This is why I hate people who hate gay people...
And this is what I face, by trying to be a good partner (since I can't be a good spouse):
Are We Being Gouged by Being Gay?
Tuesday November 15, 2005
Federal and state tax laws routinely gouge gay couples in a variety of ways, via inequities in the estate tax, income tax, inheritance tax or gift tax. And when it comes to other important financial issues, like housing, or bequeathing estates, or nursing home care, gay couples must use contract law as the flimsy, threadbare cover to protect their relationships. A rundown of how gay couples get hurt:
Houses. A gay partner whose spouse dies often sees their home going to a family member, as they have no rights to the house. But titling the house as "joint tenants with rights of survivorship" could guarantee a smooth transition to the surviving partner. Doing so can create tax problems. The IRS will count 100% of the value of the house in the taxable estate of the deceased, unless the surviving partner can prove their contribution, says Jennifer Hatch, managing partner of Christopher Street Financial, a New York firm specializing in financial advice for gay couples.
Employee benefits. Gay couples have to pay income taxes on the value of the employer benefits they get from their partner, such as health care coverage, something straight couples never have to pay. And gay couples' compensation packages, when the value of fringe benefits is added in, are usually less than the compensation of a married person doing the same job.
Tax planning. When it comes to gay couples, the gift tax is the gift that keeps on giving--to the government. Say you and your partner live together, and to do things right, you add her to the deed to your house. Did you know that you must then report the value of half of the house on your taxes? Uncle Sam says you made a gift under the law. Ditto for adding your partner to your bank or brokerage accounts. The IRS says those transactions are gifts that must be reported if they amount to more than $11,000 in a year. A married couple is seen as a single economic unit, so they can transfer anything between them, while same-sex couples are seen as business partners, so all transactions are deemed taxable business deals, says Hatch.
Estate Taxes. The "unlimited marital deduction" lets one spouse pass on as much money as he or she wants to the other, free of estate tax. But because Uncle Sam doesn't recognize gay marriage, gay couples can't use this deduction, so they get hit with a big tax bill. And gay couples have to pay extra to take out life-insurance policies on each other in order to fix the problem.
Life insurance. Gay couples may have to fight to establish their right to buy life insurance on each other, if the insurance company challenges the partner's insurable interest. Gay couples need this life insurance to reduce the estate tax hit, because if their estates are large enough, they are taxed twice--upon each partner’s death, Hatch says.
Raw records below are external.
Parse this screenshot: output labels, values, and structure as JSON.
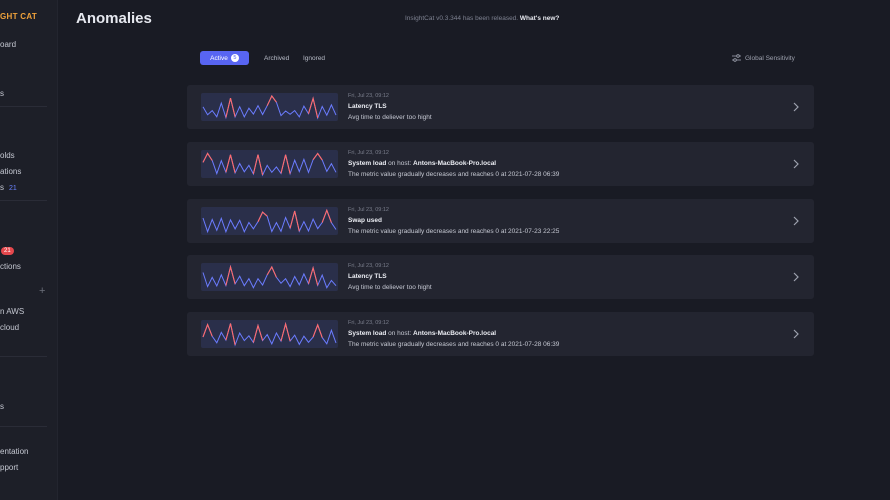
{
  "sidebar": {
    "brand": "GHT CAT",
    "items": [
      "oard",
      "s",
      "olds",
      "ations",
      "s",
      "ctions",
      "n AWS",
      "cloud",
      "s",
      "entation",
      "pport"
    ],
    "count": "21",
    "badge": "21"
  },
  "page": {
    "title": "Anomalies",
    "release_text": "InsightCat v0.3.344 has been released.",
    "release_link": "What's new?"
  },
  "tabs": {
    "active_label": "Active",
    "active_count": "5",
    "archived": "Archived",
    "ignored": "Ignored"
  },
  "sensitivity": {
    "label": "Global Sensitivity",
    "icon": "sliders-icon"
  },
  "colors": {
    "accent": "#5865f2",
    "spark_line": "#6b7cff",
    "spark_peak": "#ff6b6b",
    "brand": "#f0a23b"
  },
  "anomalies": [
    {
      "time": "Fri, Jul 23, 09:12",
      "title": "Latency TLS",
      "host_label": "",
      "host": "",
      "desc": "Avg time to deliever too hight"
    },
    {
      "time": "Fri, Jul 23, 09:12",
      "title": "System load",
      "host_label": " on host: ",
      "host": "Antons-MacBook-Pro.local",
      "desc": "The metric value gradually decreases and reaches 0 at 2021-07-28 06:39"
    },
    {
      "time": "Fri, Jul 23, 09:12",
      "title": "Swap used",
      "host_label": "",
      "host": "",
      "desc": "The metric value gradually decreases and reaches 0 at 2021-07-23 22:25"
    },
    {
      "time": "Fri, Jul 23, 09:12",
      "title": "Latency TLS",
      "host_label": "",
      "host": "",
      "desc": "Avg time to deliever too hight"
    },
    {
      "time": "Fri, Jul 23, 09:12",
      "title": "System load",
      "host_label": " on host: ",
      "host": "Antons-MacBook-Pro.local",
      "desc": "The metric value gradually decreases and reaches 0 at 2021-07-28 06:39"
    }
  ]
}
Inheritance Taxes. Some states, including New Jersey and Connecticut, have an inheritance tax for certain “types” of beneficiaries. While straight spouses are exempt, an “unrelated” partner could pay more than 15% of everything inherited.
Social Security. Gay people cannot claim Social Security benefits through their partner's employment, according to tax law, whereas even divorced straight people will receive higher payments based on their spouses’ contribution to the system, says Hatch.
Retirement Accounts. Gay people cannot roll over their partner's retirement account into their own, but must start taking taxable distributions soon after their partner’s death. However, a surviving straight spouse can let the investments compound until mandatory withdrawals at age 70.
Death. Yes gay people still get hurt even when leaving for the great beyond. When their partners die, gay couples must prove their ownership of every item in the house or face a tax bill or even total loss of the items to their partner's next of kin. When a partner dies, gay people often receive no death benefit or continuation of the decedent's pension, though many cities and states including New York City and New York State as well as some corporations allow pension continuation for a partner, Hatch says.